Segment Start: Data to use

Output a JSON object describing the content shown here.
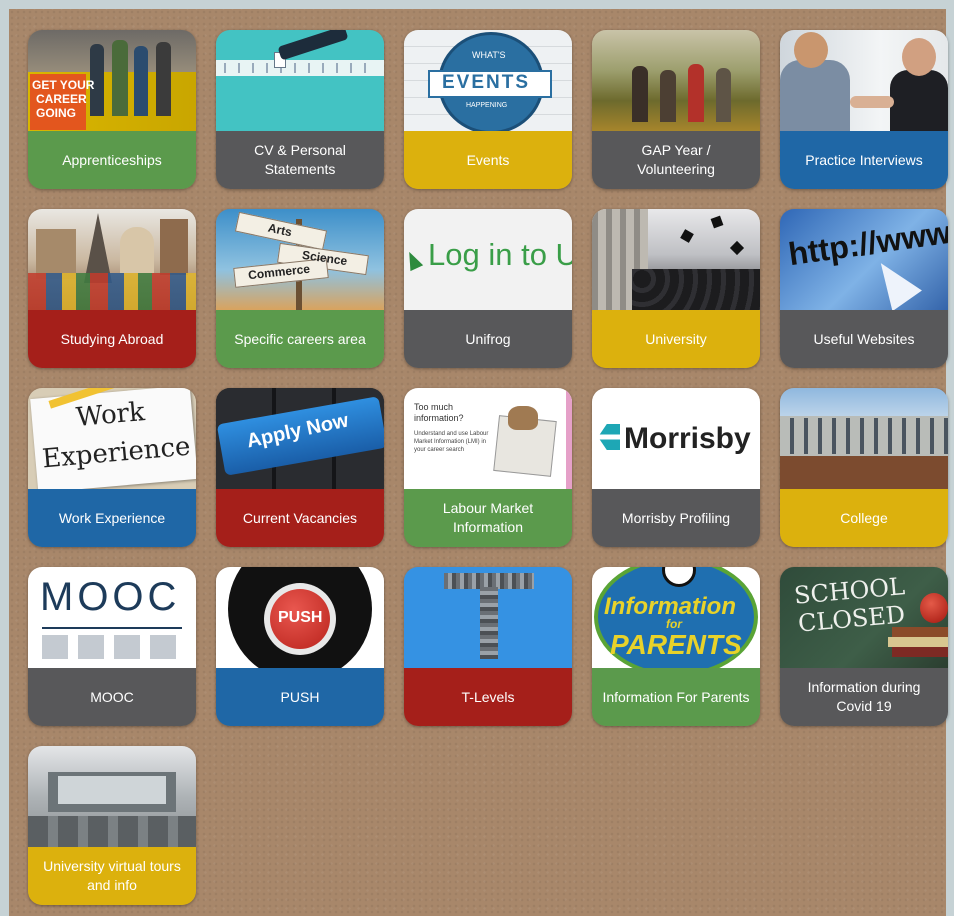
{
  "colors": {
    "green": "#5b9a4c",
    "grey": "#58585a",
    "yellow": "#dcb10d",
    "blue": "#1f67a6",
    "red": "#a51f1a"
  },
  "tiles": [
    {
      "label": "Apprenticeships",
      "image_text": [
        "GET YOUR",
        "CAREER",
        "GOING"
      ],
      "icon": "apprentices-photo"
    },
    {
      "label": "CV & Personal Statements",
      "icon": "cv-form-photo"
    },
    {
      "label": "Events",
      "image_text": [
        "WHAT'S",
        "EVENTS",
        "HAPPENING"
      ],
      "icon": "events-badge"
    },
    {
      "label": "GAP Year / Volunteering",
      "icon": "hikers-photo"
    },
    {
      "label": "Practice Interviews",
      "icon": "handshake-photo"
    },
    {
      "label": "Studying Abroad",
      "icon": "landmarks-collage"
    },
    {
      "label": "Specific careers area",
      "image_text": [
        "Arts",
        "Science",
        "Commerce"
      ],
      "icon": "signpost-photo"
    },
    {
      "label": "Unifrog",
      "image_text": [
        "Log in to U"
      ],
      "icon": "login-banner"
    },
    {
      "label": "University",
      "icon": "graduation-caps-photo"
    },
    {
      "label": "Useful Websites",
      "image_text": [
        "http://www"
      ],
      "icon": "url-cursor-photo"
    },
    {
      "label": "Work Experience",
      "image_text": [
        "Work",
        "Experience"
      ],
      "icon": "work-experience-note"
    },
    {
      "label": "Current Vacancies",
      "image_text": [
        "Apply Now"
      ],
      "icon": "apply-now-key"
    },
    {
      "label": "Labour Market Information",
      "image_text": [
        "Too much information?",
        "Understand and use Labour Market Information (LMI) in your career search"
      ],
      "icon": "lmi-dog-newspaper"
    },
    {
      "label": "Morrisby Profiling",
      "image_text": [
        "Morrisby"
      ],
      "icon": "morrisby-logo"
    },
    {
      "label": "College",
      "icon": "college-building-photo"
    },
    {
      "label": "MOOC",
      "image_text": [
        "MOOC"
      ],
      "icon": "mooc-diagram"
    },
    {
      "label": "PUSH",
      "image_text": [
        "PUSH"
      ],
      "icon": "push-button"
    },
    {
      "label": "T-Levels",
      "image_text": [
        "T"
      ],
      "icon": "t-mosaic"
    },
    {
      "label": "Information For Parents",
      "image_text": [
        "Information",
        "for",
        "PARENTS"
      ],
      "icon": "parents-logo"
    },
    {
      "label": "Information during Covid 19",
      "image_text": [
        "SCHOOL",
        "CLOSED"
      ],
      "icon": "chalkboard-apple"
    },
    {
      "label": "University virtual tours and info",
      "icon": "virtual-tour-room"
    }
  ]
}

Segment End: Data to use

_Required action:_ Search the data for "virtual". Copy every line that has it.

_Reply:_
      "label": "University virtual tours and info",
      "icon": "virtual-tour-room"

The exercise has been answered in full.